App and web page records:
· · · · · · ·

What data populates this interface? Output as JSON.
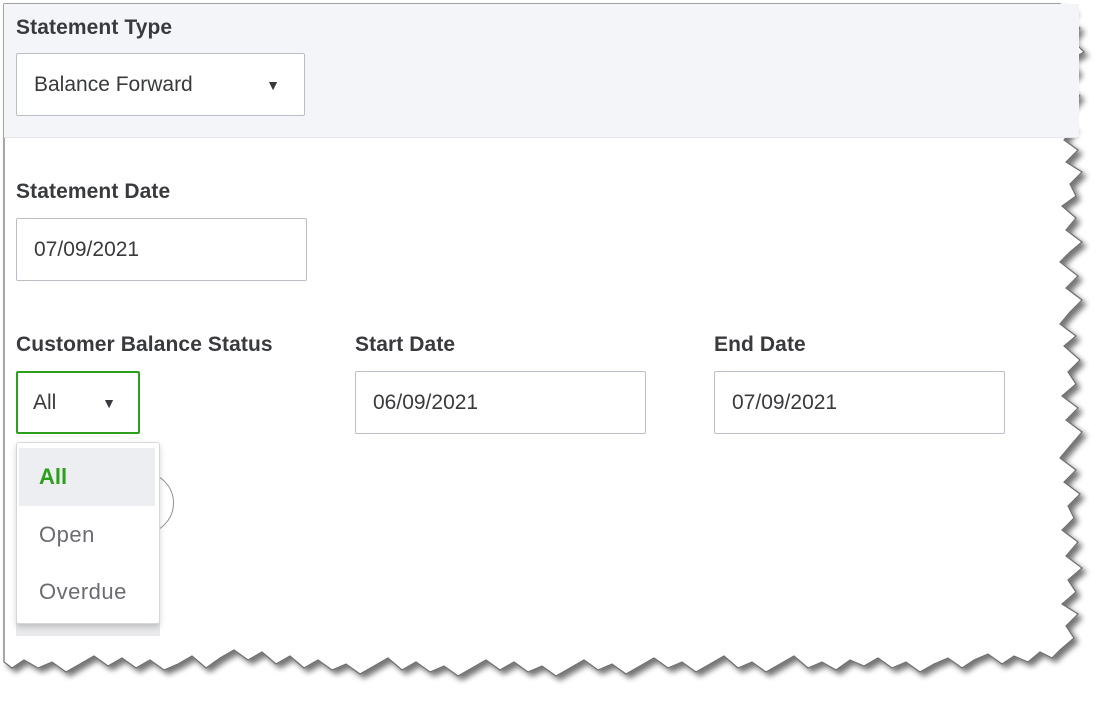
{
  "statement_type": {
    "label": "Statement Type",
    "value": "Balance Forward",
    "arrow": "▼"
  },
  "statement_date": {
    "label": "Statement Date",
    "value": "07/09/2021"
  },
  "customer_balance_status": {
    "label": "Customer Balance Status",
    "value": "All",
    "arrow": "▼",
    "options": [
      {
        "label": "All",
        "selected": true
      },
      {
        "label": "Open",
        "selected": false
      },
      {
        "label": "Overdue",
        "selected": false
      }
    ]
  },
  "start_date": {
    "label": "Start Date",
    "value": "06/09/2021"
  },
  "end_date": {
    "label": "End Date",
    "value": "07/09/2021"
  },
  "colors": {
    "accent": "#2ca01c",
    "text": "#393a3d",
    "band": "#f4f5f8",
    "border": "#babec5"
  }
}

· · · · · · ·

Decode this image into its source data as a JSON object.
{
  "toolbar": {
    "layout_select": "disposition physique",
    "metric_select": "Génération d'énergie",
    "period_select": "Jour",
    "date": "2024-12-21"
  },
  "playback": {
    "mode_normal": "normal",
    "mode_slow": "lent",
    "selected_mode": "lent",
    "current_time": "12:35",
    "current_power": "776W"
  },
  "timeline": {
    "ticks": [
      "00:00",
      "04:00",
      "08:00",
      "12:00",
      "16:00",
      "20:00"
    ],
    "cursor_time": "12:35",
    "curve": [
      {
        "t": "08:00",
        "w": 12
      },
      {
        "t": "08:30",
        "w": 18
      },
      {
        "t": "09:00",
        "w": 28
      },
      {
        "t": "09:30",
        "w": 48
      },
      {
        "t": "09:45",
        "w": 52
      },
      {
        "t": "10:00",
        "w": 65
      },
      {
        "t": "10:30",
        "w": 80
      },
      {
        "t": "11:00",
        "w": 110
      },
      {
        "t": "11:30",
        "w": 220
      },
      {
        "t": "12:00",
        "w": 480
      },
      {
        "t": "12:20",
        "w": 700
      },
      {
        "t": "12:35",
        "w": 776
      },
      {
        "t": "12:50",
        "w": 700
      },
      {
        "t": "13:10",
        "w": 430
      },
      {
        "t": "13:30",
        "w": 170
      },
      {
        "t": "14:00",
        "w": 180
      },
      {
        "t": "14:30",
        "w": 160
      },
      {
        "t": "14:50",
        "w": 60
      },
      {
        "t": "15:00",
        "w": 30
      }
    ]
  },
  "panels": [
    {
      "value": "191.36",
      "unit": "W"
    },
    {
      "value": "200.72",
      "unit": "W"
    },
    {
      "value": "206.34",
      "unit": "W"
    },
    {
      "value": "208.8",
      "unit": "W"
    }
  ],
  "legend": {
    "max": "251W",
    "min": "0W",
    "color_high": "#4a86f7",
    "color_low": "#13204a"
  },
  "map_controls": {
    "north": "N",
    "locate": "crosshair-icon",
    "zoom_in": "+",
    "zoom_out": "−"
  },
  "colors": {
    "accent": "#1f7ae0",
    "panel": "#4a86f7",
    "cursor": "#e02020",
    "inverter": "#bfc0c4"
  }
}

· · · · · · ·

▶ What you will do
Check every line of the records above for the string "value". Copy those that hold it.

▶ Response area
    "value": "Balance Forward",
    "value": "07/09/2021"
    "value": "All",
    "value": "06/09/2021"
    "value": "07/09/2021"
      "value": "191.36",
      "value": "200.72",
      "value": "206.34",
      "value": "208.8",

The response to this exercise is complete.